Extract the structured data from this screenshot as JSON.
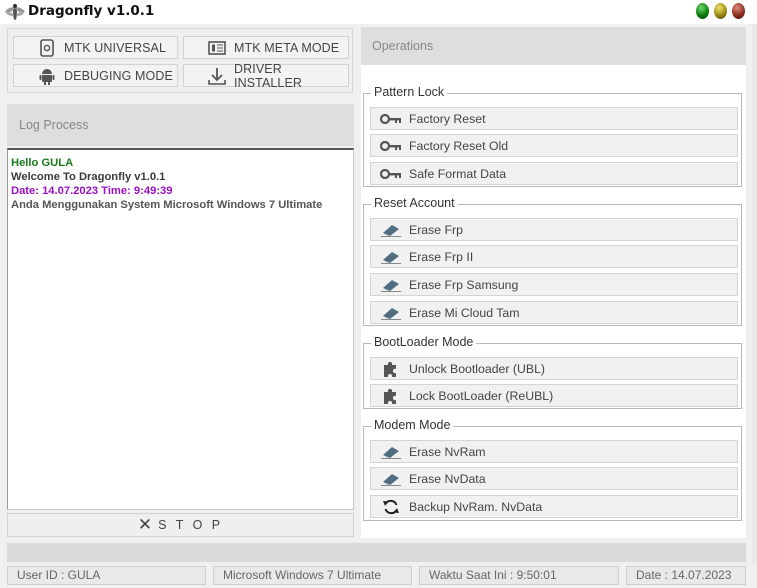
{
  "app": {
    "title": "Dragonfly  v1.0.1"
  },
  "modes": {
    "mtk_universal": "MTK  UNIVERSAL",
    "mtk_meta": "MTK  META MODE",
    "debuging": "DEBUGING MODE",
    "driver_installer": "DRIVER INSTALLER"
  },
  "log": {
    "header": "Log Process",
    "lines": [
      {
        "text": "Hello GULA",
        "color": "#1a7a1a"
      },
      {
        "text": "Welcome To Dragonfly  v1.0.1",
        "color": "#3a3a3a"
      },
      {
        "text": "Date: 14.07.2023  Time: 9:49:39",
        "color": "#9a10c0"
      },
      {
        "text": "Anda Menggunakan System Microsoft Windows 7 Ultimate",
        "color": "#555555"
      }
    ],
    "stop_label": "S T O P"
  },
  "operations": {
    "header": "Operations",
    "pattern_lock": {
      "title": "Pattern Lock",
      "buttons": [
        "Factory Reset",
        "Factory Reset Old",
        "Safe Format Data"
      ]
    },
    "reset_account": {
      "title": "Reset Account",
      "buttons": [
        "Erase Frp",
        "Erase Frp II",
        "Erase Frp Samsung",
        "Erase Mi Cloud Tam"
      ]
    },
    "bootloader": {
      "title": "BootLoader Mode",
      "buttons": [
        "Unlock Bootloader (UBL)",
        "Lock BootLoader (ReUBL)"
      ]
    },
    "modem": {
      "title": "Modem Mode",
      "buttons": [
        "Erase NvRam",
        "Erase NvData",
        "Backup NvRam. NvData"
      ]
    }
  },
  "status": {
    "user": "User ID : GULA",
    "os": "Microsoft Windows 7 Ultimate",
    "time": "Waktu Saat Ini : 9:50:01",
    "date": "Date : 14.07.2023"
  },
  "icons": {
    "logo": "dragonfly-logo-icon",
    "key": "key-icon",
    "eraser": "eraser-icon",
    "puzzle": "puzzle-icon",
    "sync": "sync-icon",
    "stop": "close-icon"
  },
  "colors": {
    "dot_green": "#0c7a0c",
    "dot_yellow": "#9a8a10",
    "dot_red": "#8a3020"
  }
}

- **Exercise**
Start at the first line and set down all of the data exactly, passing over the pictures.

- **Problem solution**
Extract the structured data from this screenshot as JSON.
{
  "app": {
    "title": "Dragonfly  v1.0.1"
  },
  "modes": {
    "mtk_universal": "MTK  UNIVERSAL",
    "mtk_meta": "MTK  META MODE",
    "debuging": "DEBUGING MODE",
    "driver_installer": "DRIVER INSTALLER"
  },
  "log": {
    "header": "Log Process",
    "lines": [
      {
        "text": "Hello GULA",
        "color": "#1a7a1a"
      },
      {
        "text": "Welcome To Dragonfly  v1.0.1",
        "color": "#3a3a3a"
      },
      {
        "text": "Date: 14.07.2023  Time: 9:49:39",
        "color": "#9a10c0"
      },
      {
        "text": "Anda Menggunakan System Microsoft Windows 7 Ultimate",
        "color": "#555555"
      }
    ],
    "stop_label": "S T O P"
  },
  "operations": {
    "header": "Operations",
    "pattern_lock": {
      "title": "Pattern Lock",
      "buttons": [
        "Factory Reset",
        "Factory Reset Old",
        "Safe Format Data"
      ]
    },
    "reset_account": {
      "title": "Reset Account",
      "buttons": [
        "Erase Frp",
        "Erase Frp II",
        "Erase Frp Samsung",
        "Erase Mi Cloud Tam"
      ]
    },
    "bootloader": {
      "title": "BootLoader Mode",
      "buttons": [
        "Unlock Bootloader (UBL)",
        "Lock BootLoader (ReUBL)"
      ]
    },
    "modem": {
      "title": "Modem Mode",
      "buttons": [
        "Erase NvRam",
        "Erase NvData",
        "Backup NvRam. NvData"
      ]
    }
  },
  "status": {
    "user": "User ID : GULA",
    "os": "Microsoft Windows 7 Ultimate",
    "time": "Waktu Saat Ini : 9:50:01",
    "date": "Date : 14.07.2023"
  },
  "icons": {
    "logo": "dragonfly-logo-icon",
    "key": "key-icon",
    "eraser": "eraser-icon",
    "puzzle": "puzzle-icon",
    "sync": "sync-icon",
    "stop": "close-icon"
  },
  "colors": {
    "dot_green": "#0c7a0c",
    "dot_yellow": "#9a8a10",
    "dot_red": "#8a3020"
  }
}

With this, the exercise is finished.